It used to be about painting the town red, but Heineken is busy painting 150 London pubs in its corporate green as it activates the latest phase of its ongoing Celebrate London 2012 Olympic campaign.
The Dutch-owned brewer is kitting out selected London pubs with a slew of banners, posters, beer taps and Olympic-branded glassware (as well as kitting out bar staff Heineken uniforms) all in the brand’s recognisable bottle green.
Heineken, the official lager supplier and sponsor of London 2012, is a Tier Three LOCOG sponsor with exclusive pouring rights for its beer and cider brands. It will be serving both flagship Heineken and Amstel brands across Olympic venues.
The move is part of the wider Celebrate London 2012 initiative – which revolves around a programme website and includes a range of marketing activity.
Other strands of this work include a ‘text to win’ competition that offers beer drinkers the chance to win tickets to Olympic parties. This promotion is running in partnership with pub owner JD Wetherspoon in 850 of its outlets.
This initiative sees the brand ramp up its Games marketing. The brewer expects to sell a staggering 2.2 million extra pints of Heineken across London during the Games.
‘The Olympics is going to be fantastic,‘ said Heineken sales managing director Lawson Mountstevens. ‘There’s a real wow factor about it and it’s a great opportunity for us to showcase the great British pub.’

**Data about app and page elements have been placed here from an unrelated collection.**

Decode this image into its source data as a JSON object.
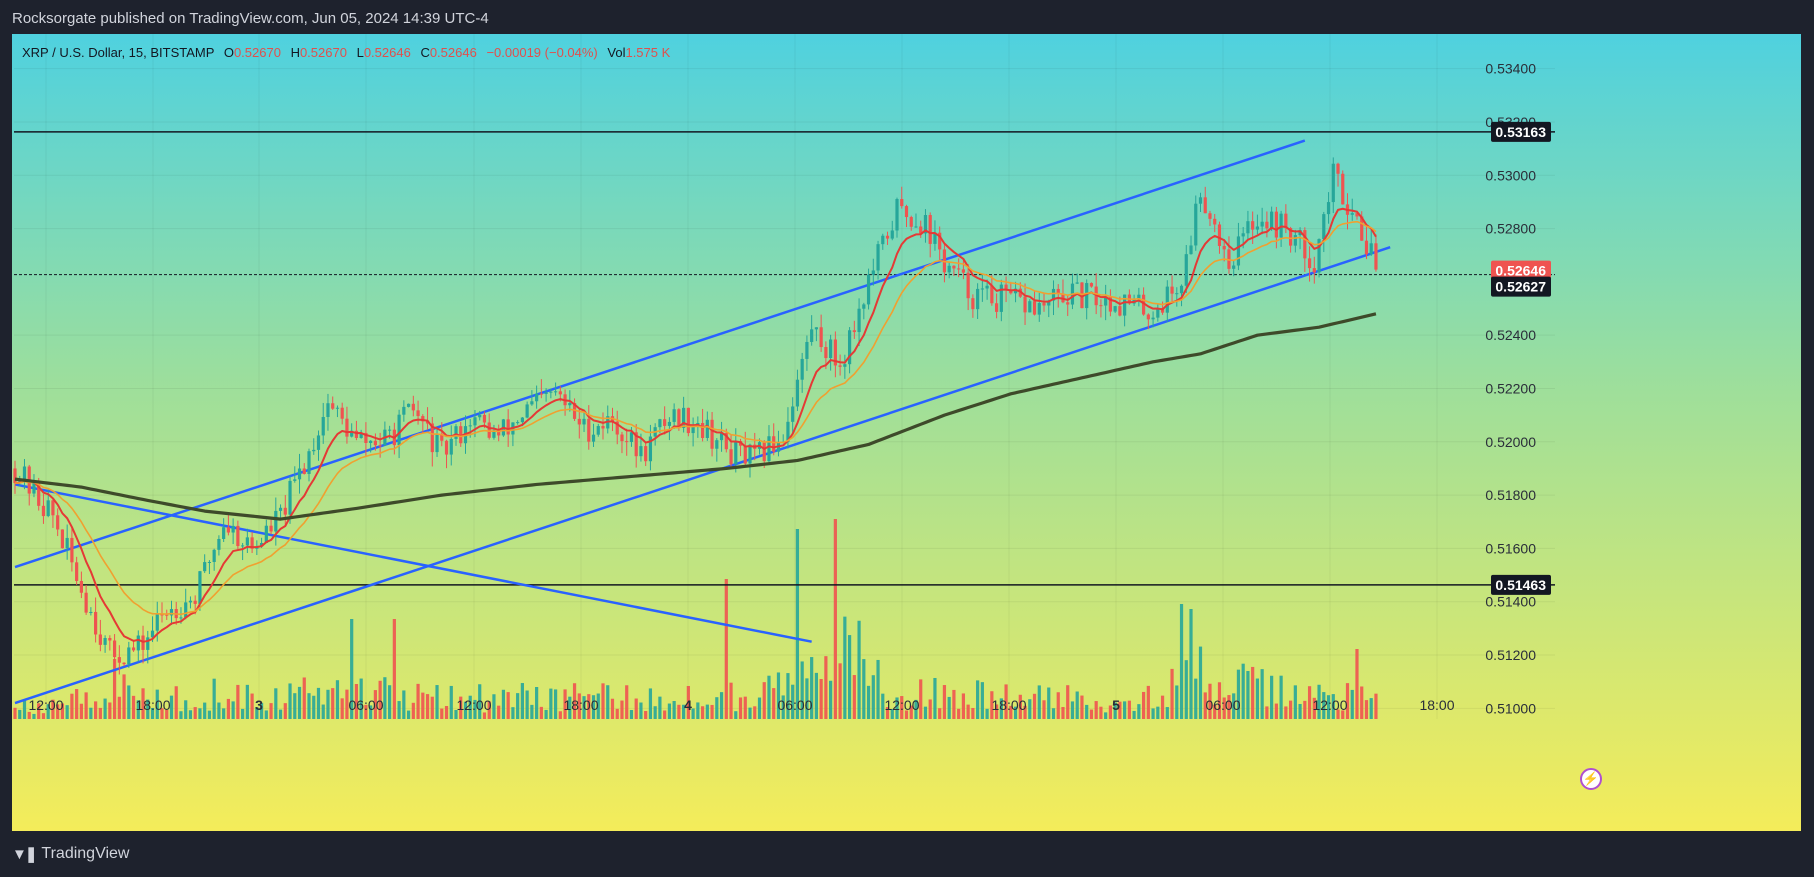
{
  "header": {
    "publisher": "Rocksorgate published on TradingView.com, Jun 05, 2024 14:39 UTC-4"
  },
  "legend": {
    "symbol": "XRP / U.S. Dollar, 15, BITSTAMP",
    "o_label": "O",
    "o": "0.52670",
    "h_label": "H",
    "h": "0.52670",
    "l_label": "L",
    "l": "0.52646",
    "c_label": "C",
    "c": "0.52646",
    "change": "−0.00019 (−0.04%)",
    "vol_label": "Vol",
    "vol": "1.575 K"
  },
  "footer": {
    "brand": "TradingView"
  },
  "chart_data": {
    "type": "candlestick",
    "colors": {
      "up": "#26a69a",
      "down": "#ef5350",
      "ema_fast": "#e53935",
      "ema_mid": "#f0a030",
      "ema_slow": "#3e4a2a",
      "trendline": "#2962ff",
      "background_top": "#4fd1df",
      "background_bottom": "#f4ec5a"
    },
    "y_axis": {
      "ylim": [
        0.5096,
        0.5353
      ],
      "ticks": [
        "0.53400",
        "0.53000",
        "0.52800",
        "0.52400",
        "0.52200",
        "0.52000",
        "0.51800",
        "0.51600",
        "0.51400",
        "0.51200",
        "0.51000"
      ],
      "partial_tick": "0.53200"
    },
    "x_axis": {
      "ticks": [
        "12:00",
        "18:00",
        "3",
        "06:00",
        "12:00",
        "18:00",
        "4",
        "06:00",
        "12:00",
        "18:00",
        "5",
        "06:00",
        "12:00",
        "18:00"
      ],
      "bold_ticks": [
        "3",
        "4",
        "5"
      ]
    },
    "horizontal_levels": [
      {
        "label": "0.53163",
        "value": 0.53163
      },
      {
        "label": "0.51463",
        "value": 0.51463
      },
      {
        "label": "0.52627",
        "value": 0.52627
      }
    ],
    "last_price": {
      "label": "0.52646",
      "value": 0.52646
    },
    "anchors": [
      [
        0,
        0.519
      ],
      [
        8,
        0.5172
      ],
      [
        14,
        0.5145
      ],
      [
        20,
        0.512
      ],
      [
        26,
        0.5122
      ],
      [
        32,
        0.5137
      ],
      [
        38,
        0.5142
      ],
      [
        44,
        0.517
      ],
      [
        50,
        0.516
      ],
      [
        56,
        0.5172
      ],
      [
        62,
        0.5196
      ],
      [
        66,
        0.5215
      ],
      [
        72,
        0.52
      ],
      [
        78,
        0.52
      ],
      [
        84,
        0.5212
      ],
      [
        90,
        0.5195
      ],
      [
        96,
        0.5209
      ],
      [
        102,
        0.5202
      ],
      [
        108,
        0.5212
      ],
      [
        114,
        0.5218
      ],
      [
        120,
        0.5205
      ],
      [
        126,
        0.5208
      ],
      [
        132,
        0.5195
      ],
      [
        138,
        0.521
      ],
      [
        144,
        0.5208
      ],
      [
        150,
        0.5197
      ],
      [
        156,
        0.5193
      ],
      [
        162,
        0.5203
      ],
      [
        168,
        0.5243
      ],
      [
        174,
        0.5229
      ],
      [
        180,
        0.526
      ],
      [
        186,
        0.5287
      ],
      [
        192,
        0.5282
      ],
      [
        196,
        0.5267
      ],
      [
        202,
        0.5255
      ],
      [
        210,
        0.5253
      ],
      [
        216,
        0.525
      ],
      [
        222,
        0.5255
      ],
      [
        228,
        0.5254
      ],
      [
        234,
        0.5252
      ],
      [
        240,
        0.5249
      ],
      [
        246,
        0.526
      ],
      [
        250,
        0.5295
      ],
      [
        256,
        0.5268
      ],
      [
        262,
        0.5285
      ],
      [
        268,
        0.528
      ],
      [
        274,
        0.5268
      ],
      [
        278,
        0.53
      ],
      [
        284,
        0.528
      ],
      [
        287,
        0.52646
      ]
    ],
    "volume_anchors": [
      [
        0,
        12
      ],
      [
        10,
        30
      ],
      [
        20,
        40
      ],
      [
        30,
        25
      ],
      [
        45,
        35
      ],
      [
        60,
        30
      ],
      [
        70,
        45
      ],
      [
        80,
        30
      ],
      [
        90,
        35
      ],
      [
        100,
        25
      ],
      [
        115,
        30
      ],
      [
        130,
        25
      ],
      [
        150,
        30
      ],
      [
        160,
        35
      ],
      [
        165,
        70
      ],
      [
        170,
        40
      ],
      [
        176,
        90
      ],
      [
        185,
        35
      ],
      [
        200,
        30
      ],
      [
        220,
        25
      ],
      [
        240,
        28
      ],
      [
        250,
        55
      ],
      [
        260,
        40
      ],
      [
        270,
        30
      ],
      [
        280,
        30
      ],
      [
        287,
        20
      ]
    ],
    "volume_spikes": [
      [
        21,
        60
      ],
      [
        71,
        100
      ],
      [
        80,
        100
      ],
      [
        150,
        140
      ],
      [
        165,
        190
      ],
      [
        173,
        200
      ],
      [
        246,
        115
      ],
      [
        248,
        110
      ],
      [
        283,
        70
      ]
    ],
    "trendlines": [
      {
        "name": "channel-upper",
        "from": [
          0,
          0.5153
        ],
        "to": [
          272,
          0.5313
        ]
      },
      {
        "name": "channel-lower",
        "from": [
          0,
          0.5102
        ],
        "to": [
          290,
          0.5273
        ]
      },
      {
        "name": "descending-line",
        "from": [
          0,
          0.5184
        ],
        "to": [
          168,
          0.5125
        ]
      }
    ],
    "ema_slow_anchors": [
      [
        0,
        0.5186
      ],
      [
        14,
        0.5183
      ],
      [
        28,
        0.5178
      ],
      [
        40,
        0.5174
      ],
      [
        56,
        0.5171
      ],
      [
        72,
        0.5175
      ],
      [
        90,
        0.518
      ],
      [
        110,
        0.5184
      ],
      [
        130,
        0.5187
      ],
      [
        150,
        0.519
      ],
      [
        165,
        0.5193
      ],
      [
        180,
        0.5199
      ],
      [
        196,
        0.521
      ],
      [
        210,
        0.5218
      ],
      [
        225,
        0.5224
      ],
      [
        240,
        0.523
      ],
      [
        250,
        0.5233
      ],
      [
        262,
        0.524
      ],
      [
        275,
        0.5243
      ],
      [
        287,
        0.5248
      ]
    ]
  }
}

On a more patriotic front related to its home country, Heineken is taking over Alexander Palace to host the Dutch Olympic Committee and team during the game with a venue it is branding ‘Holland Heineken House’. See previous case study.
When LOCOG appointed Heineken UK, Britain’s leading brewer, as Official Lager Supplier and sponsor of London 2012 in a tier three sponsorship deal last year, Heineken’s chief commercial officer Alexis Nasard said that the company’s decision to become an official Olympic sponsor was because the Games’ status as the biggest, global spectacular event reflects Heineken’s global brand position.
Nasard also stated that it also provides ‘a wonderful platform for the promotion of responsible drinking’.
But the brewer itself is reported to be planning a cultural shift towards crowd-sourced marketing and inviting more design and communication ideas from fans and drinkers.
This may mark a move from Heineken away from the major official music and sports partnerships (including long-term sponsorship of events such as the UEFA Champions League and the Rugby World Cup) which have long been a staple of its marketing (and that of many competitors in the alcohol sector).
Or it may just be the brand having the foresight to lay the groundwork for some markets that are threatening to introduce tougher alcohol brand sponsorship legislation.